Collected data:
--
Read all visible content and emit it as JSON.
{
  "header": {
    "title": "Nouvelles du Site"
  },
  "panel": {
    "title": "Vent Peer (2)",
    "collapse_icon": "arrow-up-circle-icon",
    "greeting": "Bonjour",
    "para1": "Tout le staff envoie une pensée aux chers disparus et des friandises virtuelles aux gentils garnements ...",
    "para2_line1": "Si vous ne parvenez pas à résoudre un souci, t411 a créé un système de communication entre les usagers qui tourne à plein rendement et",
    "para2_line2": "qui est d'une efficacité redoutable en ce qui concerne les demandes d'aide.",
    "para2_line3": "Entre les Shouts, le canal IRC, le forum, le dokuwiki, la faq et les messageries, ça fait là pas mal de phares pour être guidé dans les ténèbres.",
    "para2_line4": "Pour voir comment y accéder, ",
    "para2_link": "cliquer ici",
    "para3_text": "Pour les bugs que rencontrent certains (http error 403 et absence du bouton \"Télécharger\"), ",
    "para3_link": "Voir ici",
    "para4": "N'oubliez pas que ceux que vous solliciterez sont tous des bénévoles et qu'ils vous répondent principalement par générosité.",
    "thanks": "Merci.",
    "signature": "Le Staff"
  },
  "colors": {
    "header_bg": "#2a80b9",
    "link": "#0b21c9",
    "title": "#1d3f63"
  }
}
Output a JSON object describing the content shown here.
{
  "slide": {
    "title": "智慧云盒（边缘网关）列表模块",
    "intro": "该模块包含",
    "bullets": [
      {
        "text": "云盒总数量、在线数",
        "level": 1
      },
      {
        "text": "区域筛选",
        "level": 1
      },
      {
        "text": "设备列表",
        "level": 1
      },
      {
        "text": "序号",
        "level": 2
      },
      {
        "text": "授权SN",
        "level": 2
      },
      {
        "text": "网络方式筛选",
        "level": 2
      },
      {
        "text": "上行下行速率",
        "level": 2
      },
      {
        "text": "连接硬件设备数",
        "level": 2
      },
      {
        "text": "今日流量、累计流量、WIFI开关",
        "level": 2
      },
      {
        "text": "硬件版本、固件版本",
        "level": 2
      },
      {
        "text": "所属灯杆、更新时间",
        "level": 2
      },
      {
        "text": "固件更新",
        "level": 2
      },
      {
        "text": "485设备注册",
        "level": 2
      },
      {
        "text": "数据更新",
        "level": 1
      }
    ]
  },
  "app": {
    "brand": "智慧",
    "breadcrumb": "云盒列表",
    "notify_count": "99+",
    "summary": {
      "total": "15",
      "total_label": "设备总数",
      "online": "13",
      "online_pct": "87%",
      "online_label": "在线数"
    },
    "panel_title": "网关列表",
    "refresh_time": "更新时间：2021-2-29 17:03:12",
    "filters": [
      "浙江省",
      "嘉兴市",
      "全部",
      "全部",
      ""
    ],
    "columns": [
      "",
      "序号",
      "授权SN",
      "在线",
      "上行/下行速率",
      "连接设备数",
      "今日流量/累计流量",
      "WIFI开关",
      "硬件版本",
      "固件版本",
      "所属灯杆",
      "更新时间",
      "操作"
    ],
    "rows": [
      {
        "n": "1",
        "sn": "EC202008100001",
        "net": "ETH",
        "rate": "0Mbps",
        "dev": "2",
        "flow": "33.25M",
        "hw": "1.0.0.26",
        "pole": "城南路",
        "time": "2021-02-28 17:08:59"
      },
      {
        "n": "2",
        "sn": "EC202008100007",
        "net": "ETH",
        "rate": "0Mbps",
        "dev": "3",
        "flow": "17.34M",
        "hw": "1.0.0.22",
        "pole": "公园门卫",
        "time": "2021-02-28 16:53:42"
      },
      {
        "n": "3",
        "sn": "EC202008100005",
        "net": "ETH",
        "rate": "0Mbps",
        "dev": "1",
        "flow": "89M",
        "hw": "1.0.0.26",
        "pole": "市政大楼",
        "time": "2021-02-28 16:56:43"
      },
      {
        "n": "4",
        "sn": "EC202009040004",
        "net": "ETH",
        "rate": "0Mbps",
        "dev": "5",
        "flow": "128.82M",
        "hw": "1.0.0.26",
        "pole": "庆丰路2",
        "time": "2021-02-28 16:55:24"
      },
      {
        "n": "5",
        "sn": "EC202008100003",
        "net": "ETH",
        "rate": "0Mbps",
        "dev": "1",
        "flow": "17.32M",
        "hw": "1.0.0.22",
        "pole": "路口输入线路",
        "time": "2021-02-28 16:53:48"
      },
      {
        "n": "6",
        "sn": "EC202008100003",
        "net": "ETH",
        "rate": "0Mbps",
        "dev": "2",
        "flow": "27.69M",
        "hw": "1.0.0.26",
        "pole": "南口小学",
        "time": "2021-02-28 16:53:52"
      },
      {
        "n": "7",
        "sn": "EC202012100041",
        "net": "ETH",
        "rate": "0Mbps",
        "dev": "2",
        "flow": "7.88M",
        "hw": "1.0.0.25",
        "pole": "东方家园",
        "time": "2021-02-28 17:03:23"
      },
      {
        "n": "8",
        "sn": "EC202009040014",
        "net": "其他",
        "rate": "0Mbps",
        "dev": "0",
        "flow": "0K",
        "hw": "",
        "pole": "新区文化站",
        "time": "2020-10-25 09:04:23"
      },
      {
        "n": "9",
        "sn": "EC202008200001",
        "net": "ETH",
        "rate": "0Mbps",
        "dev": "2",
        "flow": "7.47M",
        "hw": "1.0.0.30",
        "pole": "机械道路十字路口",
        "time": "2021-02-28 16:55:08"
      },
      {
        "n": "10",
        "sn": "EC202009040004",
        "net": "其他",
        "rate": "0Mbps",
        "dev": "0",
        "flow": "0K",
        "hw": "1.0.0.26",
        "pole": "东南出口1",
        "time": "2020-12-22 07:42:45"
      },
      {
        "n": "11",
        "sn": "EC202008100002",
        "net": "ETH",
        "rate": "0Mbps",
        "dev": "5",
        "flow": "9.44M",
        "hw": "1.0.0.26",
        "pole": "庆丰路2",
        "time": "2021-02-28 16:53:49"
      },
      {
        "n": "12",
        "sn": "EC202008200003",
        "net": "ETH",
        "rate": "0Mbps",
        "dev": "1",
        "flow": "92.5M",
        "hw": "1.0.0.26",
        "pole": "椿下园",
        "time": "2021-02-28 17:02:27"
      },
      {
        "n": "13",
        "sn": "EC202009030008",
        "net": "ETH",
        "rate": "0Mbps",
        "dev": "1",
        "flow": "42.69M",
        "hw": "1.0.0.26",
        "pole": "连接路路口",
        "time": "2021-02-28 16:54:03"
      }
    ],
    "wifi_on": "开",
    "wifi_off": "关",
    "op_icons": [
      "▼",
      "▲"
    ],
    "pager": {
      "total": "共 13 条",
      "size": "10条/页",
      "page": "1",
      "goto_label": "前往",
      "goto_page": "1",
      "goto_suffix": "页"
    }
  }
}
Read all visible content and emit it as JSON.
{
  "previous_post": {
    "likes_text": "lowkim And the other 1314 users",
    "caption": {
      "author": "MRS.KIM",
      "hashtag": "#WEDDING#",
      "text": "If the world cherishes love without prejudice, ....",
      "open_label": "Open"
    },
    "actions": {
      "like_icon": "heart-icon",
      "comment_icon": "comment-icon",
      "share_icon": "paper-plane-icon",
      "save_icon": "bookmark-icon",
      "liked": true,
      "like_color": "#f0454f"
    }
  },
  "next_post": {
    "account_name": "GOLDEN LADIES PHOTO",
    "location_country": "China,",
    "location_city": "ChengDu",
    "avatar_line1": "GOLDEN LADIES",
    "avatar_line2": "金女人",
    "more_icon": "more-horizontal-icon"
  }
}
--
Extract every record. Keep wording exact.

Result:
Read all visible content and emit it as JSON.
{
  "header": {
    "title": "Nouvelles du Site"
  },
  "panel": {
    "title": "Vent Peer (2)",
    "collapse_icon": "arrow-up-circle-icon",
    "greeting": "Bonjour",
    "para1": "Tout le staff envoie une pensée aux chers disparus et des friandises virtuelles aux gentils garnements ...",
    "para2_line1": "Si vous ne parvenez pas à résoudre un souci, t411 a créé un système de communication entre les usagers qui tourne à plein rendement et",
    "para2_line2": "qui est d'une efficacité redoutable en ce qui concerne les demandes d'aide.",
    "para2_line3": "Entre les Shouts, le canal IRC, le forum, le dokuwiki, la faq et les messageries, ça fait là pas mal de phares pour être guidé dans les ténèbres.",
    "para2_line4": "Pour voir comment y accéder, ",
    "para2_link": "cliquer ici",
    "para3_text": "Pour les bugs que rencontrent certains (http error 403 et absence du bouton \"Télécharger\"), ",
    "para3_link": "Voir ici",
    "para4": "N'oubliez pas que ceux que vous solliciterez sont tous des bénévoles et qu'ils vous répondent principalement par générosité.",
    "thanks": "Merci.",
    "signature": "Le Staff"
  },
  "colors": {
    "header_bg": "#2a80b9",
    "link": "#0b21c9",
    "title": "#1d3f63"
  }
}
Output a JSON object describing the content shown here.
{
  "slide": {
    "title": "智慧云盒（边缘网关）列表模块",
    "intro": "该模块包含",
    "bullets": [
      {
        "text": "云盒总数量、在线数",
        "level": 1
      },
      {
        "text": "区域筛选",
        "level": 1
      },
      {
        "text": "设备列表",
        "level": 1
      },
      {
        "text": "序号",
        "level": 2
      },
      {
        "text": "授权SN",
        "level": 2
      },
      {
        "text": "网络方式筛选",
        "level": 2
      },
      {
        "text": "上行下行速率",
        "level": 2
      },
      {
        "text": "连接硬件设备数",
        "level": 2
      },
      {
        "text": "今日流量、累计流量、WIFI开关",
        "level": 2
      },
      {
        "text": "硬件版本、固件版本",
        "level": 2
      },
      {
        "text": "所属灯杆、更新时间",
        "level": 2
      },
      {
        "text": "固件更新",
        "level": 2
      },
      {
        "text": "485设备注册",
        "level": 2
      },
      {
        "text": "数据更新",
        "level": 1
      }
    ]
  },
  "app": {
    "brand": "智慧",
    "breadcrumb": "云盒列表",
    "notify_count": "99+",
    "summary": {
      "total": "15",
      "total_label": "设备总数",
      "online": "13",
      "online_pct": "87%",
      "online_label": "在线数"
    },
    "panel_title": "网关列表",
    "refresh_time": "更新时间：2021-2-29 17:03:12",
    "filters": [
      "浙江省",
      "嘉兴市",
      "全部",
      "全部",
      ""
    ],
    "columns": [
      "",
      "序号",
      "授权SN",
      "在线",
      "上行/下行速率",
      "连接设备数",
      "今日流量/累计流量",
      "WIFI开关",
      "硬件版本",
      "固件版本",
      "所属灯杆",
      "更新时间",
      "操作"
    ],
    "rows": [
      {
        "n": "1",
        "sn": "EC202008100001",
        "net": "ETH",
        "rate": "0Mbps",
        "dev": "2",
        "flow": "33.25M",
        "hw": "1.0.0.26",
        "pole": "城南路",
        "time": "2021-02-28 17:08:59"
      },
      {
        "n": "2",
        "sn": "EC202008100007",
        "net": "ETH",
        "rate": "0Mbps",
        "dev": "3",
        "flow": "17.34M",
        "hw": "1.0.0.22",
        "pole": "公园门卫",
        "time": "2021-02-28 16:53:42"
      },
      {
        "n": "3",
        "sn": "EC202008100005",
        "net": "ETH",
        "rate": "0Mbps",
        "dev": "1",
        "flow": "89M",
        "hw": "1.0.0.26",
        "pole": "市政大楼",
        "time": "2021-02-28 16:56:43"
      },
      {
        "n": "4",
        "sn": "EC202009040004",
        "net": "ETH",
        "rate": "0Mbps",
        "dev": "5",
        "flow": "128.82M",
        "hw": "1.0.0.26",
        "pole": "庆丰路2",
        "time": "2021-02-28 16:55:24"
      },
      {
        "n": "5",
        "sn": "EC202008100003",
        "net": "ETH",
        "rate": "0Mbps",
        "dev": "1",
        "flow": "17.32M",
        "hw": "1.0.0.22",
        "pole": "路口输入线路",
        "time": "2021-02-28 16:53:48"
      },
      {
        "n": "6",
        "sn": "EC202008100003",
        "net": "ETH",
        "rate": "0Mbps",
        "dev": "2",
        "flow": "27.69M",
        "hw": "1.0.0.26",
        "pole": "南口小学",
        "time": "2021-02-28 16:53:52"
      },
      {
        "n": "7",
        "sn": "EC202012100041",
        "net": "ETH",
        "rate": "0Mbps",
        "dev": "2",
        "flow": "7.88M",
        "hw": "1.0.0.25",
        "pole": "东方家园",
        "time": "2021-02-28 17:03:23"
      },
      {
        "n": "8",
        "sn": "EC202009040014",
        "net": "其他",
        "rate": "0Mbps",
        "dev": "0",
        "flow": "0K",
        "hw": "",
        "pole": "新区文化站",
        "time": "2020-10-25 09:04:23"
      },
      {
        "n": "9",
        "sn": "EC202008200001",
        "net": "ETH",
        "rate": "0Mbps",
        "dev": "2",
        "flow": "7.47M",
        "hw": "1.0.0.30",
        "pole": "机械道路十字路口",
        "time": "2021-02-28 16:55:08"
      },
      {
        "n": "10",
        "sn": "EC202009040004",
        "net": "其他",
        "rate": "0Mbps",
        "dev": "0",
        "flow": "0K",
        "hw": "1.0.0.26",
        "pole": "东南出口1",
        "time": "2020-12-22 07:42:45"
      },
      {
        "n": "11",
        "sn": "EC202008100002",
        "net": "ETH",
        "rate": "0Mbps",
        "dev": "5",
        "flow": "9.44M",
        "hw": "1.0.0.26",
        "pole": "庆丰路2",
        "time": "2021-02-28 16:53:49"
      },
      {
        "n": "12",
        "sn": "EC202008200003",
        "net": "ETH",
        "rate": "0Mbps",
        "dev": "1",
        "flow": "92.5M",
        "hw": "1.0.0.26",
        "pole": "椿下园",
        "time": "2021-02-28 17:02:27"
      },
      {
        "n": "13",
        "sn": "EC202009030008",
        "net": "ETH",
        "rate": "0Mbps",
        "dev": "1",
        "flow": "42.69M",
        "hw": "1.0.0.26",
        "pole": "连接路路口",
        "time": "2021-02-28 16:54:03"
      }
    ],
    "wifi_on": "开",
    "wifi_off": "关",
    "op_icons": [
      "▼",
      "▲"
    ],
    "pager": {
      "total": "共 13 条",
      "size": "10条/页",
      "page": "1",
      "goto_label": "前往",
      "goto_page": "1",
      "goto_suffix": "页"
    }
  }
}
Read all visible content and emit it as JSON.
{
  "previous_post": {
    "likes_text": "lowkim And the other 1314 users",
    "caption": {
      "author": "MRS.KIM",
      "hashtag": "#WEDDING#",
      "text": "If the world cherishes love without prejudice, ....",
      "open_label": "Open"
    },
    "actions": {
      "like_icon": "heart-icon",
      "comment_icon": "comment-icon",
      "share_icon": "paper-plane-icon",
      "save_icon": "bookmark-icon",
      "liked": true,
      "like_color": "#f0454f"
    }
  },
  "next_post": {
    "account_name": "GOLDEN LADIES PHOTO",
    "location_country": "China,",
    "location_city": "ChengDu",
    "avatar_line1": "GOLDEN LADIES",
    "avatar_line2": "金女人",
    "more_icon": "more-horizontal-icon"
  }
}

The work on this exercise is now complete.